Bank of America agreed to settle claims it violated federal law by discriminating against mortgage applicants with disabilities, the Department of Justice said Friday.
The nation’s second-largest bank will pay up to $5,000 to borrowers who were asked to provide a letter from a doctor verifying their Social Security income and the severity of their disability.
It is unclear how many people were affected by these practices, but the bank has agreed to hire an outside auditor to review about 25,000 loan applications. The settlement covers disabled borrowers who applied for a loan between May 1, 2007, and April 30, 2012.
The case stems from three borrowers who filed complaints with the Department of Housing and Urban Development, which referred the matter to the Justice Department. Together, they will receive $125,000 in compensation.
“Loan applicants with disabilities should not be subjected to invasive requests for medical information from a doctor when they are applying for credit,” said Thomas E. Perez, assistant attorney general for the Justice Department’s civil rights division.
Bank of America admitted no wrongdoing, saying it settled the case to avoid costly litigation. Nevertheless, the bank has changed its documentation policies. It also agreed to improve the training of its loan officers and underwriters.
Still, the bank seemed indignant about the charges as officials accused the government of being “inconsistent” about whether a doctor’s note should be requested.
“HUD determined this policy is in compliance for its loans, yet suggests it somehow violates the Fair Housing Act for non-HUD loans,” the bank said in a statement. “Same statute, same alleged conduct, different result. We’re being accused of wrongdoing by the government for following a policy that the government approved.”
Justice Department officials maintain that there is no written guideline or regulation that requires a lender to obtain a letter from a doctor.
While this is the department’s first case dealing with Social Security income, it has engaged in a series of mortgage investigations in the aftermath of the housing crisis. The department has launched 1,452 mortgage fraud cases against 2,742 defendants since 2010 and secured 1,550 convictions.
“Justice has been much more aggressive since the financial crisis,” said Odette Williamson, an attorney at the National Consumer Law Center. “There may be more cases forthcoming as the enforcement agencies learn the full scope of the practices in the financial services industry.”

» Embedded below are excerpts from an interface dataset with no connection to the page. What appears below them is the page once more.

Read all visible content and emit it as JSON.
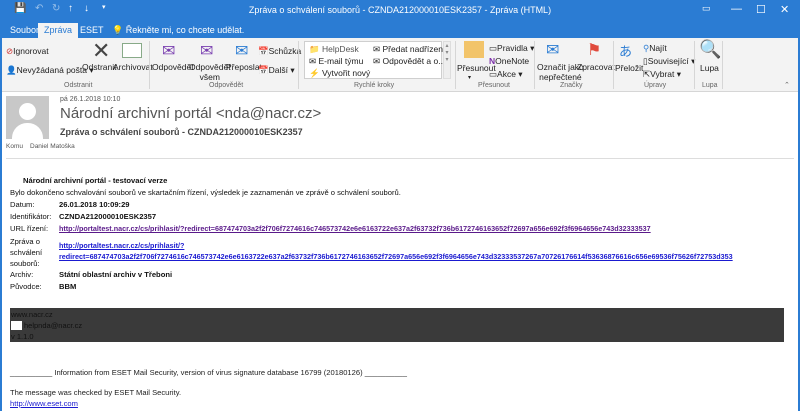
{
  "window": {
    "title": "Zpráva o schválení souborů - CZNDA212000010ESK2357  -  Zpráva (HTML)"
  },
  "tabs": [
    "Soubor",
    "Zpráva",
    "ESET"
  ],
  "tell_me": "Řekněte mi, co chcete udělat.",
  "ribbon": {
    "odstranit": {
      "ignore": "Ignorovat",
      "junk": "Nevyžádaná pošta",
      "delete": "Odstranit",
      "archive": "Archivovat",
      "label": "Odstranit"
    },
    "odpovedet": {
      "reply": "Odpovědět",
      "reply_all_1": "Odpovědět",
      "reply_all_2": "všem",
      "forward": "Přeposlat",
      "meeting": "Schůzka",
      "more": "Další",
      "label": "Odpovědět"
    },
    "quick": {
      "items": [
        "HelpDesk",
        "E-mail týmu",
        "Vytvořit nový",
        "Předat nadřízen...",
        "Odpovědět a o..."
      ],
      "label": "Rychlé kroky"
    },
    "presunout": {
      "move": "Přesunout",
      "rules": "Pravidla",
      "onenote": "OneNote",
      "actions": "Akce",
      "label": "Přesunout"
    },
    "znacky": {
      "unread_1": "Označit jako",
      "unread_2": "nepřečtené",
      "followup": "Zpracovat",
      "label": "Značky"
    },
    "upravy": {
      "translate": "Přeložit",
      "find": "Najít",
      "related": "Související",
      "select": "Vybrat",
      "label": "Úpravy"
    },
    "lupa": {
      "zoom": "Lupa",
      "label": "Lupa"
    }
  },
  "message": {
    "date": "pá 26.1.2018 10:10",
    "from": "Národní archivní portál <nda@nacr.cz>",
    "subject": "Zpráva o schválení souborů - CZNDA212000010ESK2357",
    "to_label": "Komu",
    "to": "Daniel Matoška"
  },
  "body": {
    "heading": "Národní archivní portál - testovací verze",
    "intro": "Bylo dokončeno schvalování souborů ve skartačním řízení, výsledek je zaznamenán ve zprávě o schválení souborů.",
    "fields": {
      "date_label": "Datum:",
      "date": "26.01.2018 10:09:29",
      "id_label": "Identifikátor:",
      "id": "CZNDA212000010ESK2357",
      "url_label": "URL řízení:",
      "url": "http://portaltest.nacr.cz/cs/prihlasit/?redirect=687474703a2f2f706f7274616c746573742e6e6163722e637a2f63732f736b6172746163652f72697a656e692f3f6964656e743d32333537",
      "report_label_1": "Zpráva o",
      "report_label_2": "schválení",
      "report_label_3": "souborů:",
      "report_url_1": "http://portaltest.nacr.cz/cs/prihlasit/?",
      "report_url_2": "redirect=687474703a2f2f706f7274616c746573742e6e6163722e637a2f63732f736b6172746163652f72697a656e692f3f6964656e743d32333537267a70726176614f53636876616c656e69536f75626f72753d353",
      "archive_label": "Archiv:",
      "archive": "Státní oblastní archiv v Třeboni",
      "origin_label": "Původce:",
      "origin": "BBM"
    },
    "footer_dark": [
      "www.nacr.cz",
      "helpnda@nacr.cz",
      "v 1.1.0"
    ],
    "eset_info": "__________ Information from ESET Mail Security, version of virus signature database 16799 (20180126) __________",
    "eset_checked": "The message was checked by ESET Mail Security.",
    "eset_link": "http://www.eset.com"
  }
}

This case is the latest in a series of allegations that Bank of America, or its troubled ward, Countrywide Home Loans, mistreated homeowners.
In February, Bank of America was one of five banks involved in the Justice Department’s landmark $25 billion settlement over flawed and fraudulent foreclosure practices. The bank also ponied up $335 million in December 2011 to resolve federal claims that Countrywide charged black and Hispanic borrowers higher mortgage fees than white applicants.

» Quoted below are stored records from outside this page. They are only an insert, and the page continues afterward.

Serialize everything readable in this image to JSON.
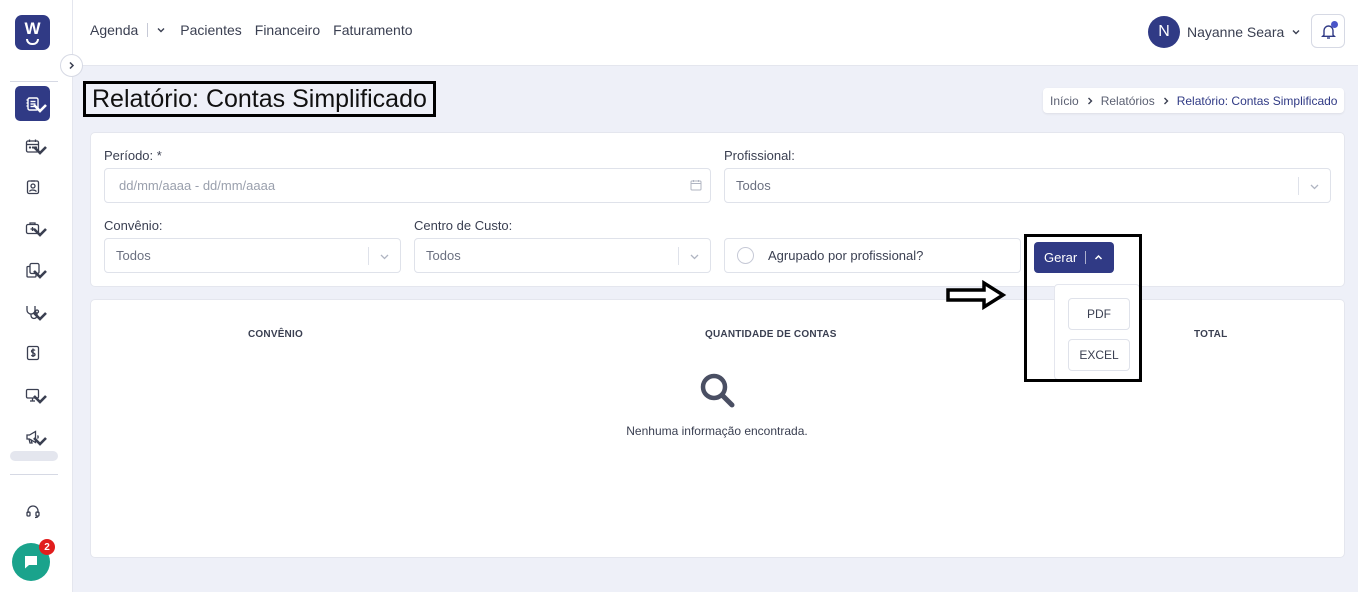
{
  "app": {
    "logo_letter": "W"
  },
  "topnav": {
    "items": [
      "Agenda",
      "Pacientes",
      "Financeiro",
      "Faturamento"
    ]
  },
  "user": {
    "initial": "N",
    "name": "Nayanne Seara"
  },
  "sidebar": {
    "icons": [
      "report-icon",
      "calendar-icon",
      "patient-badge-icon",
      "medical-bag-icon",
      "documents-icon",
      "stethoscope-icon",
      "dollar-icon",
      "monitor-icon",
      "megaphone-icon",
      "headset-icon"
    ],
    "chat_badge": "2"
  },
  "page": {
    "title": "Relatório: Contas Simplificado"
  },
  "breadcrumb": [
    "Início",
    "Relatórios",
    "Relatório: Contas Simplificado"
  ],
  "filters": {
    "periodo_label": "Período: *",
    "periodo_placeholder": "dd/mm/aaaa - dd/mm/aaaa",
    "profissional_label": "Profissional:",
    "profissional_value": "Todos",
    "convenio_label": "Convênio:",
    "convenio_value": "Todos",
    "centro_label": "Centro de Custo:",
    "centro_value": "Todos",
    "agrupado_label": "Agrupado por profissional?"
  },
  "actions": {
    "gerar_label": "Gerar",
    "dropdown": [
      "PDF",
      "EXCEL"
    ]
  },
  "table": {
    "columns": [
      "CONVÊNIO",
      "QUANTIDADE DE CONTAS",
      "TOTAL"
    ],
    "empty_message": "Nenhuma informação encontrada."
  },
  "colors": {
    "primary": "#303a85",
    "chat": "#1aa38c",
    "badge": "#e11d1d",
    "background": "#eef0f8"
  }
}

Buying Countrywide and its troubled loan portfolio in 2008 has been a constant source of grief for Bank of America as it continues to fight legal battles stemming from the company’s unscrupulous practices.
Friday’s settlement, which requires court approval, was filed in federal court in Charlotte. News of the settlement had negligible effect on the bank’s shares, which closed up 1.6 percent to $9.55.